My woodland path that runs from one side of my yard around to the porch on the other side is a "work in progress". Oh my, yes. Much more progress needs to be made on this piece of construction. It looks sort of lost - not really knowing where it's going, or just how to get there.
Perhaps some edging would keep that gravel going in the right direction. Now if I can just find something easy to install, and cheap. It needs to fit in with the rest of the path and, most important, and to fit into a plastic bucket so that it can be carried from the front drive down to the back. This yard is NOT accessible by wheelbarrow. I'll keep looking for that perfect solution, and in the meantime, the bracken ferns will cover a lot of unfinished business.

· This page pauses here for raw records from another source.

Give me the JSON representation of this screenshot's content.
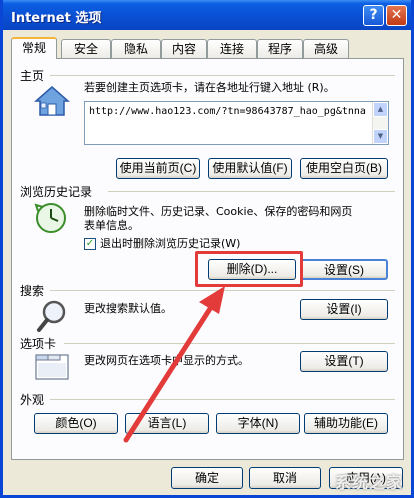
{
  "window": {
    "title": "Internet 选项"
  },
  "tabs": [
    "常规",
    "安全",
    "隐私",
    "内容",
    "连接",
    "程序",
    "高级"
  ],
  "home": {
    "section": "主页",
    "desc": "若要创建主页选项卡，请在各地址行键入地址 (R)。",
    "url": "http://www.hao123.com/?tn=98643787_hao_pg&tnna",
    "btn_current": "使用当前页(C)",
    "btn_default": "使用默认值(F)",
    "btn_blank": "使用空白页(B)"
  },
  "history": {
    "section": "浏览历史记录",
    "desc1": "删除临时文件、历史记录、Cookie、保存的密码和网页",
    "desc2": "表单信息。",
    "checkbox": "退出时删除浏览历史记录(W)",
    "btn_delete": "删除(D)...",
    "btn_settings": "设置(S)"
  },
  "search": {
    "section": "搜索",
    "desc": "更改搜索默认值。",
    "btn_settings": "设置(I)"
  },
  "tabs_section": {
    "section": "选项卡",
    "desc": "更改网页在选项卡中显示的方式。",
    "btn_settings": "设置(T)"
  },
  "appearance": {
    "section": "外观",
    "btn_colors": "颜色(O)",
    "btn_languages": "语言(L)",
    "btn_fonts": "字体(N)",
    "btn_accessibility": "辅助功能(E)"
  },
  "footer": {
    "ok": "确定",
    "cancel": "取消",
    "apply": "应用(A)"
  },
  "watermark": "系统之家",
  "colors": {
    "titlebar": "#0a4fd3",
    "highlight": "#e33a3a",
    "arrow": "#e33a3a"
  }
}
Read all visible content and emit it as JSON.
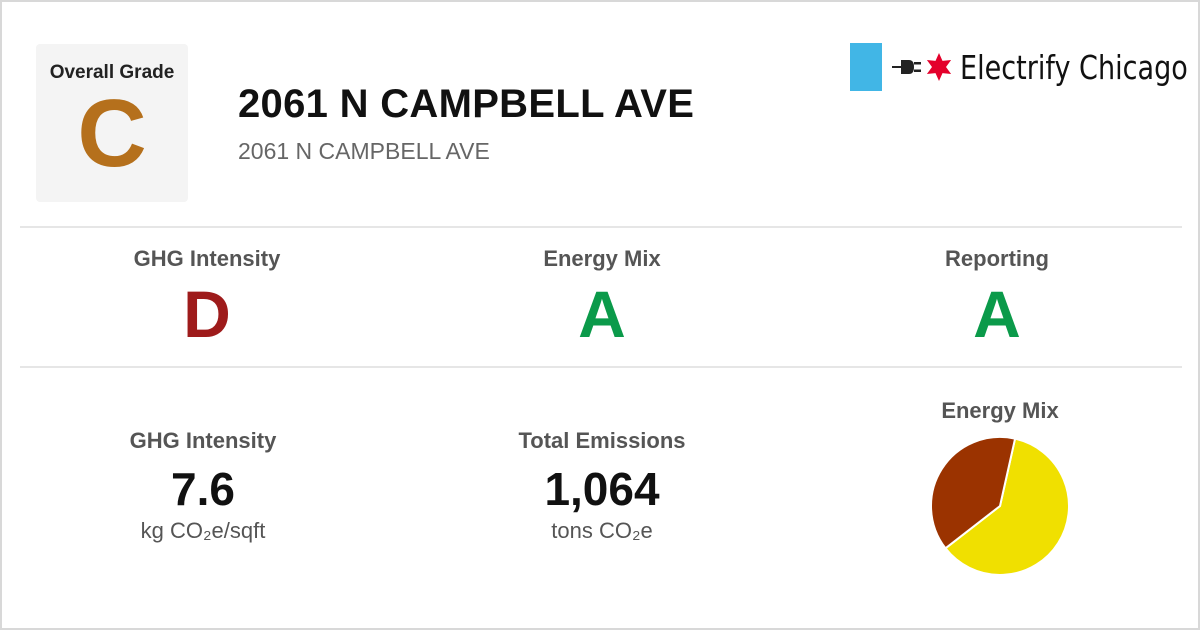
{
  "header": {
    "overall_label": "Overall Grade",
    "overall_grade": "C",
    "overall_color": "#b5701c",
    "title": "2061 N CAMPBELL AVE",
    "subtitle": "2061 N CAMPBELL AVE"
  },
  "logo": {
    "text": "Electrify Chicago",
    "square_color": "#41b6e6",
    "star_color": "#e4002b"
  },
  "grades": [
    {
      "label": "GHG Intensity",
      "grade": "D",
      "color": "#9e1b1b"
    },
    {
      "label": "Energy Mix",
      "grade": "A",
      "color": "#0b9a4a"
    },
    {
      "label": "Reporting",
      "grade": "A",
      "color": "#0b9a4a"
    }
  ],
  "stats": {
    "ghg": {
      "label": "GHG Intensity",
      "value": "7.6",
      "unit": "kg CO₂e/sqft"
    },
    "emissions": {
      "label": "Total Emissions",
      "value": "1,064",
      "unit": "tons CO₂e"
    },
    "mix_label": "Energy Mix"
  },
  "chart_data": {
    "type": "pie",
    "title": "",
    "slices": [
      {
        "value": 61,
        "color": "#f0e000"
      },
      {
        "value": 39,
        "color": "#9b3300"
      }
    ]
  }
}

Thank heavens the wildlife in my front yard is much smaller! They're busy working those azaleas and rhodos for all they're worth, but I'm not sure who they all are. I recognize the regulars - bumblebees, wasps, black flies. This year, however, there's a new guy in town. He (she?) looks the size of a bumblebee, is just as furry, but has different colours. The head is light brown, the thorax black, but end section of the abdomen is orangey-brown. I don't think he's a mason bee, though we did build a small hotel for the masons out back. So I'm calling him (her) my "orangey-bum bee" until I find a proper name. This picture (you can just see him in the middle) doesn't show him well, as my little digital camera cannot get close enough without alarming him. I thought about trying to catch him in a jar, then cool him off in the fridge, as suggested on some sites as the best way to photograph small insects. Decided not to - after all, he is working. If my drawing skills were better, I would try to sketch him. I greatly admire the skills of Valerie Littlewood, who shares her fantastic pictures of bees and flowers on her blog "Pencil & Leaf". I have been checking out her bees pics at pencilandleaf.blogspot.com/ As she is based in Florida, I have not found a match for my little worker. I also checked the Xerces Society site,www.xerces.org/bees/, as they have lots of info about bees, but couldn't find a match. I'll keep looking, and watching these little guys, and leaving them bee.
Three days ago, I was standing at the kitchen window, checking on those salmonberries and enjoying my morning coffee, when I spotted something odd on the ground by the dry creek. "Who's been throwing pieces of wood in my yard?" I wondered. Surely my neighbours wouldn't have done this - they like our wild space. So after breakfast, I trekked back along the creek to see what was happening. Looking up at the tree, just one side of my birdhouse was still attached. That pile of wood down on the ground was the rest of it, obviously pulled apart by some very strong animal with sharp claws who climbs well! Those scratches were six feet off the ground. Looks like the local black bear has returned for the summer. We'd not seen any sign of him since early spring, and were hoping he'd moved to a neighbourhood with better garbage. No luck. Those scratches were really deep. But we didn't hear him (I'm assuming it was a male, though three years ago the resident bear was a female with two cubs) when he took that birdhouse apart. Not a sound.
There were no birds in the house, so I'm not sure why he destroyed it. The winter berries have fed the birds, and the summer berries will be a while yet, so there's not much in the way of easy food here.
If it wasn't a bear, what creature made these deep gashes?
If it it Mr. Black Bear, I'm glad I left that hole in the hedge so that we can duck through and cross the neighbour's yard to get to the street. Our evening 'glass on the patio' may be quite exciting this summer!